• **What needs to be done**
Reproduce the records below exactly, leaving out any pictures.

• **Provided data**
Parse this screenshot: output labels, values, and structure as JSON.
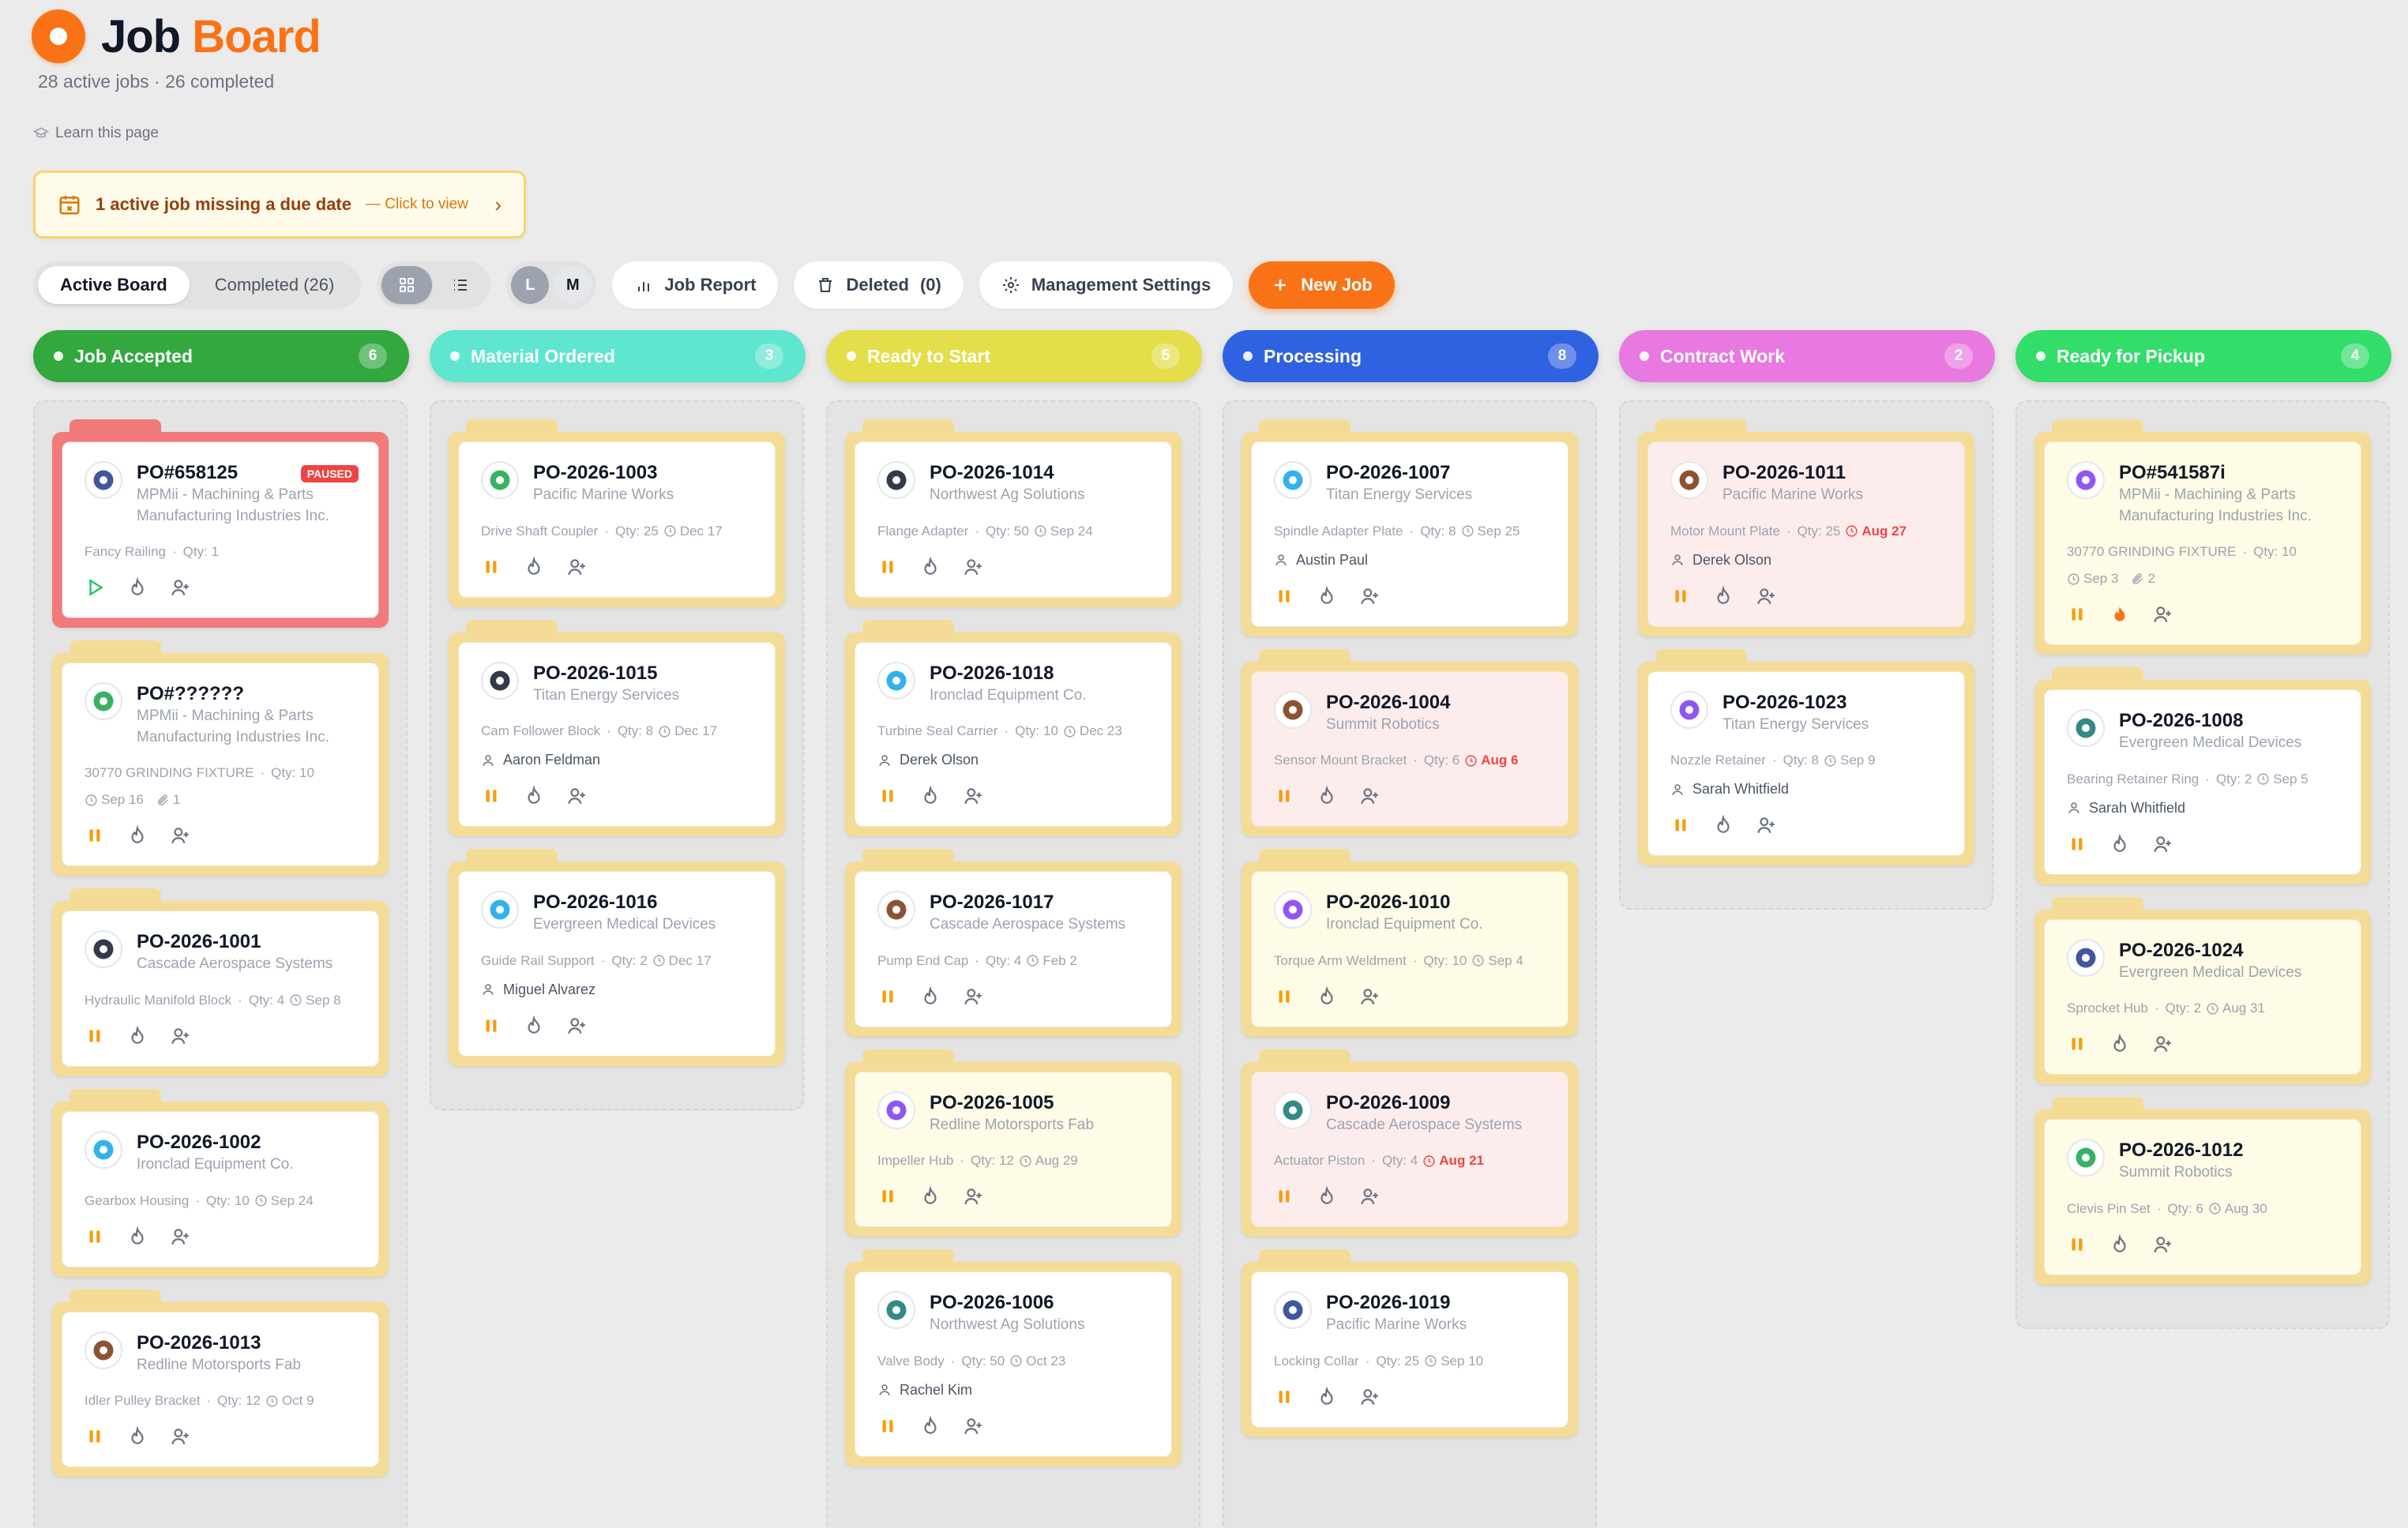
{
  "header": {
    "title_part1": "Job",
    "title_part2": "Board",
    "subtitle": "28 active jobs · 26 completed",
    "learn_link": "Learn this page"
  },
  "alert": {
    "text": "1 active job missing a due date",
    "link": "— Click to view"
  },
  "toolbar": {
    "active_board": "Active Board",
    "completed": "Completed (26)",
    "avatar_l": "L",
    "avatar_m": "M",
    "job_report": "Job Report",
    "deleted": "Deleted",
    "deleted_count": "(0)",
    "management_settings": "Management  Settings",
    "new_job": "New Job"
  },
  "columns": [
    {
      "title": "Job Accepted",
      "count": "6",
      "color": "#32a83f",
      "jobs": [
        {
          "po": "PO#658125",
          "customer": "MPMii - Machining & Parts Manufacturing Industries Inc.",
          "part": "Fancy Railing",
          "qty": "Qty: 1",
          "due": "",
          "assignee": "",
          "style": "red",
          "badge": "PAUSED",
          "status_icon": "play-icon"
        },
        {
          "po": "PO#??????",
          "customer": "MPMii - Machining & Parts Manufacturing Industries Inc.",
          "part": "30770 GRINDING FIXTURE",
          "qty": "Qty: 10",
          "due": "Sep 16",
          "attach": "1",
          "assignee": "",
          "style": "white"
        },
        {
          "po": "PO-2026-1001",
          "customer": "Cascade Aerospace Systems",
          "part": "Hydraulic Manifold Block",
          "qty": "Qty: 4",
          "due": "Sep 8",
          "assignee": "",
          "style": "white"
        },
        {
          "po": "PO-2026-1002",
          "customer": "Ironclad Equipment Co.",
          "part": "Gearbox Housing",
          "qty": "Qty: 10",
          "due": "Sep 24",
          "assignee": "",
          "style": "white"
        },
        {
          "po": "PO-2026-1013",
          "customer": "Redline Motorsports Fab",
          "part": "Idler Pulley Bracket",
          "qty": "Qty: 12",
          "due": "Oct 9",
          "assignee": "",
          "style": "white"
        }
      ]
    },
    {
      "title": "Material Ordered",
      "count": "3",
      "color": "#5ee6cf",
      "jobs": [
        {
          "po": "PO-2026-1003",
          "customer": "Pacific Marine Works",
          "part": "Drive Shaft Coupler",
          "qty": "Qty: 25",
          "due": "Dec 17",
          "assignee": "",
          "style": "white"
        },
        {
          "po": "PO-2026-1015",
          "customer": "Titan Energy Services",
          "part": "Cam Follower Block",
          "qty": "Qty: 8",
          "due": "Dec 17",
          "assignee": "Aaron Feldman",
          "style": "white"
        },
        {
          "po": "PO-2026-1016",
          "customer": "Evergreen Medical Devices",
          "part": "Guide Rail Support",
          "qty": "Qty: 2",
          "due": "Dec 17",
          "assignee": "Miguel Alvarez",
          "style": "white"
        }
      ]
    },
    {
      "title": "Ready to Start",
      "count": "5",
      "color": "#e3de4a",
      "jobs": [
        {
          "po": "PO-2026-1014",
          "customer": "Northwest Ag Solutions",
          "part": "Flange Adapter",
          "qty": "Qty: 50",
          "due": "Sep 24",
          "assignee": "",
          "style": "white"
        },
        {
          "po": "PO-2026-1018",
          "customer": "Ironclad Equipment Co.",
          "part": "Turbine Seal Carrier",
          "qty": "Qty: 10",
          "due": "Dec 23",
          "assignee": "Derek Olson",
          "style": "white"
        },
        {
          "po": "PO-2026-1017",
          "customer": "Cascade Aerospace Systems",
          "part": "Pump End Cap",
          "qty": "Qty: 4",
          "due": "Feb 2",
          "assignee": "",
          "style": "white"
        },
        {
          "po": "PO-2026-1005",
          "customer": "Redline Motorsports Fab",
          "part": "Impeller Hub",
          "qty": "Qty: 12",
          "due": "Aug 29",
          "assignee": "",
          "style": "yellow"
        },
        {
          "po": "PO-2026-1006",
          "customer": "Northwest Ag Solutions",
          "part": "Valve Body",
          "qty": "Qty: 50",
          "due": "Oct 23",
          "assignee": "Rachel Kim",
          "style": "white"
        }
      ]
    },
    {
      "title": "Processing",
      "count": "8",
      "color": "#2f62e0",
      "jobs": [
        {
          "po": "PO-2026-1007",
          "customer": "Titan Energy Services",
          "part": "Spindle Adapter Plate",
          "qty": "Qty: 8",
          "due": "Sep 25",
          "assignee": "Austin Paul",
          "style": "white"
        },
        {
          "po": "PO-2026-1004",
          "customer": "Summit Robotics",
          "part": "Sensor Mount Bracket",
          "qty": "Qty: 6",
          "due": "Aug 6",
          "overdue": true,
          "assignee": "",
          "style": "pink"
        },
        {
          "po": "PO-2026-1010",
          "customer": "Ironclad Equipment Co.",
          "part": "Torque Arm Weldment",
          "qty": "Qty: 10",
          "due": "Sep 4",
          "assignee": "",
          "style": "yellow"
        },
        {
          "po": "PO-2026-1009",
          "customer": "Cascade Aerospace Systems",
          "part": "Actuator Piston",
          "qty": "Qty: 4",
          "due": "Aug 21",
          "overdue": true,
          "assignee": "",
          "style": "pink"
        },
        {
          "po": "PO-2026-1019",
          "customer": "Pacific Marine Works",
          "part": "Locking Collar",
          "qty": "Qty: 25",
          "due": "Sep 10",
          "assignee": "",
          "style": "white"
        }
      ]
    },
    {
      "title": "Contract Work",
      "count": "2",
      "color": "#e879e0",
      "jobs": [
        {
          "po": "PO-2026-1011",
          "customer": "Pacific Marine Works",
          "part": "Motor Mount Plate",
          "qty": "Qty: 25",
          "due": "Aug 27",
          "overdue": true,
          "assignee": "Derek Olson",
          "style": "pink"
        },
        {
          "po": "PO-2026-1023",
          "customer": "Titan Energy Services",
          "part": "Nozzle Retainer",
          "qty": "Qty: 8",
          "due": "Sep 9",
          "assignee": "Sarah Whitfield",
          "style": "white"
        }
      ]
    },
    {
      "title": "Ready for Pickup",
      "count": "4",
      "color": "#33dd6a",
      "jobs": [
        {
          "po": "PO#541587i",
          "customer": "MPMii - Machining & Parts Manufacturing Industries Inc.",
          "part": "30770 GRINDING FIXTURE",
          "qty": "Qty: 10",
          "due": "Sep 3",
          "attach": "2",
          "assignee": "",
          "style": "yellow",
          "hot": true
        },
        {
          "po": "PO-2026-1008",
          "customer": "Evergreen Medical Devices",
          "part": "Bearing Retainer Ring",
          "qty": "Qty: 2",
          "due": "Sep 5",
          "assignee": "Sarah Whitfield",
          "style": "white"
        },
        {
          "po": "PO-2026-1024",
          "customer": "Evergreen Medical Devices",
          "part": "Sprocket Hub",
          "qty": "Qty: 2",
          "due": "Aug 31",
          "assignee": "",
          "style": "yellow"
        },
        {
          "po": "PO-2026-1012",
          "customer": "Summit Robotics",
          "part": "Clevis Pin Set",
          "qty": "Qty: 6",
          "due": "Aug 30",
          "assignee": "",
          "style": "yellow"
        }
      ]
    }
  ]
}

• **Task result**
Parse this screenshot: output labels, values, and structure as JSON.
{
  "header": {
    "title_part1": "Job",
    "title_part2": "Board",
    "subtitle": "28 active jobs · 26 completed",
    "learn_link": "Learn this page"
  },
  "alert": {
    "text": "1 active job missing a due date",
    "link": "— Click to view"
  },
  "toolbar": {
    "active_board": "Active Board",
    "completed": "Completed (26)",
    "avatar_l": "L",
    "avatar_m": "M",
    "job_report": "Job Report",
    "deleted": "Deleted",
    "deleted_count": "(0)",
    "management_settings": "Management  Settings",
    "new_job": "New Job"
  },
  "columns": [
    {
      "title": "Job Accepted",
      "count": "6",
      "color": "#32a83f",
      "jobs": [
        {
          "po": "PO#658125",
          "customer": "MPMii - Machining & Parts Manufacturing Industries Inc.",
          "part": "Fancy Railing",
          "qty": "Qty: 1",
          "due": "",
          "assignee": "",
          "style": "red",
          "badge": "PAUSED",
          "status_icon": "play-icon"
        },
        {
          "po": "PO#??????",
          "customer": "MPMii - Machining & Parts Manufacturing Industries Inc.",
          "part": "30770 GRINDING FIXTURE",
          "qty": "Qty: 10",
          "due": "Sep 16",
          "attach": "1",
          "assignee": "",
          "style": "white"
        },
        {
          "po": "PO-2026-1001",
          "customer": "Cascade Aerospace Systems",
          "part": "Hydraulic Manifold Block",
          "qty": "Qty: 4",
          "due": "Sep 8",
          "assignee": "",
          "style": "white"
        },
        {
          "po": "PO-2026-1002",
          "customer": "Ironclad Equipment Co.",
          "part": "Gearbox Housing",
          "qty": "Qty: 10",
          "due": "Sep 24",
          "assignee": "",
          "style": "white"
        },
        {
          "po": "PO-2026-1013",
          "customer": "Redline Motorsports Fab",
          "part": "Idler Pulley Bracket",
          "qty": "Qty: 12",
          "due": "Oct 9",
          "assignee": "",
          "style": "white"
        }
      ]
    },
    {
      "title": "Material Ordered",
      "count": "3",
      "color": "#5ee6cf",
      "jobs": [
        {
          "po": "PO-2026-1003",
          "customer": "Pacific Marine Works",
          "part": "Drive Shaft Coupler",
          "qty": "Qty: 25",
          "due": "Dec 17",
          "assignee": "",
          "style": "white"
        },
        {
          "po": "PO-2026-1015",
          "customer": "Titan Energy Services",
          "part": "Cam Follower Block",
          "qty": "Qty: 8",
          "due": "Dec 17",
          "assignee": "Aaron Feldman",
          "style": "white"
        },
        {
          "po": "PO-2026-1016",
          "customer": "Evergreen Medical Devices",
          "part": "Guide Rail Support",
          "qty": "Qty: 2",
          "due": "Dec 17",
          "assignee": "Miguel Alvarez",
          "style": "white"
        }
      ]
    },
    {
      "title": "Ready to Start",
      "count": "5",
      "color": "#e3de4a",
      "jobs": [
        {
          "po": "PO-2026-1014",
          "customer": "Northwest Ag Solutions",
          "part": "Flange Adapter",
          "qty": "Qty: 50",
          "due": "Sep 24",
          "assignee": "",
          "style": "white"
        },
        {
          "po": "PO-2026-1018",
          "customer": "Ironclad Equipment Co.",
          "part": "Turbine Seal Carrier",
          "qty": "Qty: 10",
          "due": "Dec 23",
          "assignee": "Derek Olson",
          "style": "white"
        },
        {
          "po": "PO-2026-1017",
          "customer": "Cascade Aerospace Systems",
          "part": "Pump End Cap",
          "qty": "Qty: 4",
          "due": "Feb 2",
          "assignee": "",
          "style": "white"
        },
        {
          "po": "PO-2026-1005",
          "customer": "Redline Motorsports Fab",
          "part": "Impeller Hub",
          "qty": "Qty: 12",
          "due": "Aug 29",
          "assignee": "",
          "style": "yellow"
        },
        {
          "po": "PO-2026-1006",
          "customer": "Northwest Ag Solutions",
          "part": "Valve Body",
          "qty": "Qty: 50",
          "due": "Oct 23",
          "assignee": "Rachel Kim",
          "style": "white"
        }
      ]
    },
    {
      "title": "Processing",
      "count": "8",
      "color": "#2f62e0",
      "jobs": [
        {
          "po": "PO-2026-1007",
          "customer": "Titan Energy Services",
          "part": "Spindle Adapter Plate",
          "qty": "Qty: 8",
          "due": "Sep 25",
          "assignee": "Austin Paul",
          "style": "white"
        },
        {
          "po": "PO-2026-1004",
          "customer": "Summit Robotics",
          "part": "Sensor Mount Bracket",
          "qty": "Qty: 6",
          "due": "Aug 6",
          "overdue": true,
          "assignee": "",
          "style": "pink"
        },
        {
          "po": "PO-2026-1010",
          "customer": "Ironclad Equipment Co.",
          "part": "Torque Arm Weldment",
          "qty": "Qty: 10",
          "due": "Sep 4",
          "assignee": "",
          "style": "yellow"
        },
        {
          "po": "PO-2026-1009",
          "customer": "Cascade Aerospace Systems",
          "part": "Actuator Piston",
          "qty": "Qty: 4",
          "due": "Aug 21",
          "overdue": true,
          "assignee": "",
          "style": "pink"
        },
        {
          "po": "PO-2026-1019",
          "customer": "Pacific Marine Works",
          "part": "Locking Collar",
          "qty": "Qty: 25",
          "due": "Sep 10",
          "assignee": "",
          "style": "white"
        }
      ]
    },
    {
      "title": "Contract Work",
      "count": "2",
      "color": "#e879e0",
      "jobs": [
        {
          "po": "PO-2026-1011",
          "customer": "Pacific Marine Works",
          "part": "Motor Mount Plate",
          "qty": "Qty: 25",
          "due": "Aug 27",
          "overdue": true,
          "assignee": "Derek Olson",
          "style": "pink"
        },
        {
          "po": "PO-2026-1023",
          "customer": "Titan Energy Services",
          "part": "Nozzle Retainer",
          "qty": "Qty: 8",
          "due": "Sep 9",
          "assignee": "Sarah Whitfield",
          "style": "white"
        }
      ]
    },
    {
      "title": "Ready for Pickup",
      "count": "4",
      "color": "#33dd6a",
      "jobs": [
        {
          "po": "PO#541587i",
          "customer": "MPMii - Machining & Parts Manufacturing Industries Inc.",
          "part": "30770 GRINDING FIXTURE",
          "qty": "Qty: 10",
          "due": "Sep 3",
          "attach": "2",
          "assignee": "",
          "style": "yellow",
          "hot": true
        },
        {
          "po": "PO-2026-1008",
          "customer": "Evergreen Medical Devices",
          "part": "Bearing Retainer Ring",
          "qty": "Qty: 2",
          "due": "Sep 5",
          "assignee": "Sarah Whitfield",
          "style": "white"
        },
        {
          "po": "PO-2026-1024",
          "customer": "Evergreen Medical Devices",
          "part": "Sprocket Hub",
          "qty": "Qty: 2",
          "due": "Aug 31",
          "assignee": "",
          "style": "yellow"
        },
        {
          "po": "PO-2026-1012",
          "customer": "Summit Robotics",
          "part": "Clevis Pin Set",
          "qty": "Qty: 6",
          "due": "Aug 30",
          "assignee": "",
          "style": "yellow"
        }
      ]
    }
  ]
}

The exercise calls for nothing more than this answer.